We are at the point where we have to do something about this thing about which we have been talking and listening for the last two or three days. I think at one and the same time we have a grave responsibility, and a shining opportunity. Who, if not you, who, if not the group represented right here in this room now, would undertake the job or could undertake the job to do it successfully?
At the same time that we have a grave responsibility to discharge to the public, we also have a shining opportunity, because, as we listen to the mounting figures of death and property losses measured in terms of dollars, think of the tremendous opportunity we have for positive achievement to the degree that we can succeed in the program that we are undertaking.
I should like to call upon the members of this Conference to accept, if you please, as a byword, as a watchword, of the Conference, the words that were included in a citation that was given to a young Jewish scientist by the United States Government recently. This young Jewish scientist was a member of the Manhattan Project. The details have not been released by the Government, but sufficient information was given out to tell us that somebody committed a very grave error, and lives were put in jeopardy because of the fact that this error had been committed. This young Jewish scientist, drawing, I suppose, on something that had been inculcated into his character from away back when, acted and as a result of his action he took the full force of the radioactive particles. But because of the fact that he took them, nobody else was injured.
He died, and, therefore, he gave his life in expression of practical service to his fellow men. The citation read, “He took affirmative action,” and I can think of nothing better, Mr. Chairman, growing out of this Conference and the deliberations of these two or three days than for each one of us to resolve that he will accept as his slogan, if you please, and as his guide, as we leave this Conference hall and go back to our respective homes, these words, “I will take affirmative action,” in trying to carry out the purposes of this Conference.
I am going to read only a portion of the Committee’s recommendations, because I think that copies have found their way into the hands of most of you. But without reading the subheads, I think it is important for us at least to have brought to our attention at this time the four main heads.

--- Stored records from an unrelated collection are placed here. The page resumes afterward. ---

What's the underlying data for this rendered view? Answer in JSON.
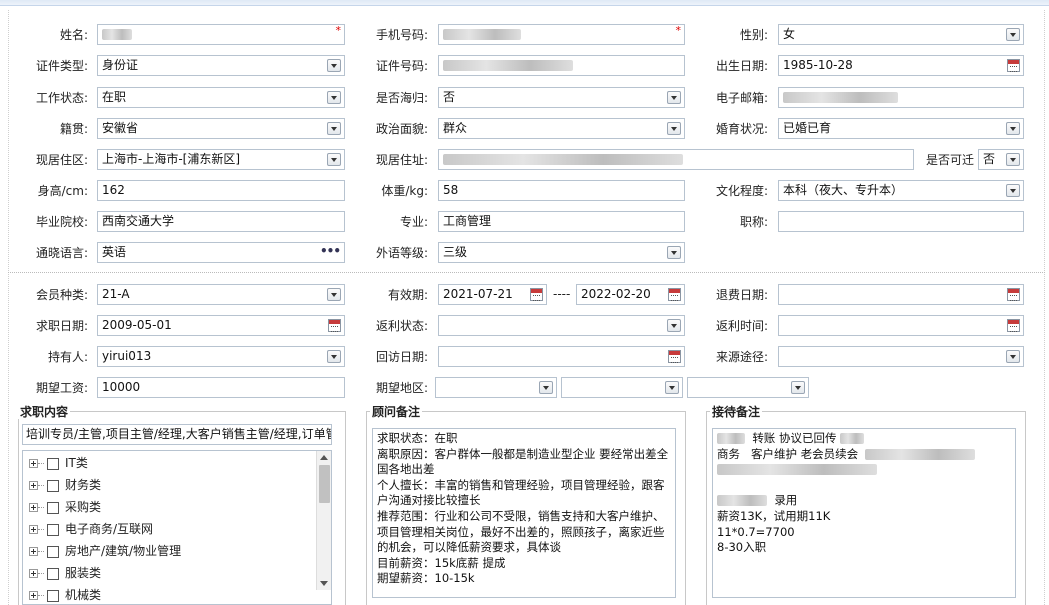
{
  "row1": {
    "name_label": "姓名:",
    "mobile_label": "手机号码:",
    "gender_label": "性别:",
    "gender_value": "女",
    "required_mark": "*"
  },
  "row2": {
    "idtype_label": "证件类型:",
    "idtype_value": "身份证",
    "idno_label": "证件号码:",
    "birth_label": "出生日期:",
    "birth_value": "1985-10-28"
  },
  "row3": {
    "workstatus_label": "工作状态:",
    "workstatus_value": "在职",
    "overseas_label": "是否海归:",
    "overseas_value": "否",
    "email_label": "电子邮箱:"
  },
  "row4": {
    "native_label": "籍贯:",
    "native_value": "安徽省",
    "political_label": "政治面貌:",
    "political_value": "群众",
    "marital_label": "婚育状况:",
    "marital_value": "已婚已育"
  },
  "row5": {
    "district_label": "现居住区:",
    "district_value": "上海市-上海市-[浦东新区]",
    "address_label": "现居住址:",
    "relocate_label": "是否可迁",
    "relocate_value": "否"
  },
  "row6": {
    "height_label": "身高/cm:",
    "height_value": "162",
    "weight_label": "体重/kg:",
    "weight_value": "58",
    "education_label": "文化程度:",
    "education_value": "本科（夜大、专升本）"
  },
  "row7": {
    "school_label": "毕业院校:",
    "school_value": "西南交通大学",
    "major_label": "专业:",
    "major_value": "工商管理",
    "title_label": "职称:"
  },
  "row8": {
    "language_label": "通晓语言:",
    "language_value": "英语",
    "language_more": "•••",
    "langlevel_label": "外语等级:",
    "langlevel_value": "三级"
  },
  "row9": {
    "member_label": "会员种类:",
    "member_value": "21-A",
    "valid_label": "有效期:",
    "valid_from": "2021-07-21",
    "valid_sep": "----",
    "valid_to": "2022-02-20",
    "refund_label": "退费日期:"
  },
  "row10": {
    "jobdate_label": "求职日期:",
    "jobdate_value": "2009-05-01",
    "rebate_status_label": "返利状态:",
    "rebate_time_label": "返利时间:"
  },
  "row11": {
    "holder_label": "持有人:",
    "holder_value": "yirui013",
    "visit_label": "回访日期:",
    "source_label": "来源途径:"
  },
  "row12": {
    "salary_label": "期望工资:",
    "salary_value": "10000",
    "region_label": "期望地区:"
  },
  "job_content": {
    "title": "求职内容",
    "summary": "培训专员/主管,项目主管/经理,大客户销售主管/经理,订单管",
    "items": [
      "IT类",
      "财务类",
      "采购类",
      "电子商务/互联网",
      "房地产/建筑/物业管理",
      "服装类",
      "机械类"
    ]
  },
  "consultant_notes": {
    "title": "顾问备注",
    "lines": [
      "求职状态：在职",
      "离职原因：客户群体一般都是制造业型企业 要经常出差全国各地出差",
      "个人擅长：丰富的销售和管理经验，项目管理经验，跟客户沟通对接比较擅长",
      "推荐范围：行业和公司不受限，销售支持和大客户维护、项目管理相关岗位，最好不出差的，照顾孩子，离家近些的机会，可以降低薪资要求，具体谈",
      "目前薪资：15k底薪 提成",
      "期望薪资：10-15k"
    ]
  },
  "reception_notes": {
    "title": "接待备注",
    "l1": "转账 协议已回传",
    "l2a": "商务",
    "l2b": "客户维护 老会员续会",
    "l3": "录用",
    "l4": "薪资13K，试用期11K",
    "l5": "11*0.7=7700",
    "l6": "8-30入职"
  },
  "icons": {
    "dropdown": "chevron-down-icon",
    "calendar": "calendar-icon",
    "more": "ellipsis-icon",
    "expand": "plus-square-icon"
  },
  "colors": {
    "required": "#dd0000",
    "border": "#b7c3d0"
  }
}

Let me read them to you briefly:
It is recommend that a continuing committee be appointed by the General Chairman in order to implement the action program of the President’s Conference; provide a gage on progress made in States, cities, and rural communities throughout the country in the months following the Conference; and maintain the interest in fire prevention on the part of the large number of important national, nongovernmental groups represented on the Committee on Organized Public Support, as well as the general public.
It is recommend that each of the Governors of the 48 States, the Governors of the Territories, and the Commissioners of the District of Columbia, appoint Statewide fire-safety committees composed of the appropriate public officials, including State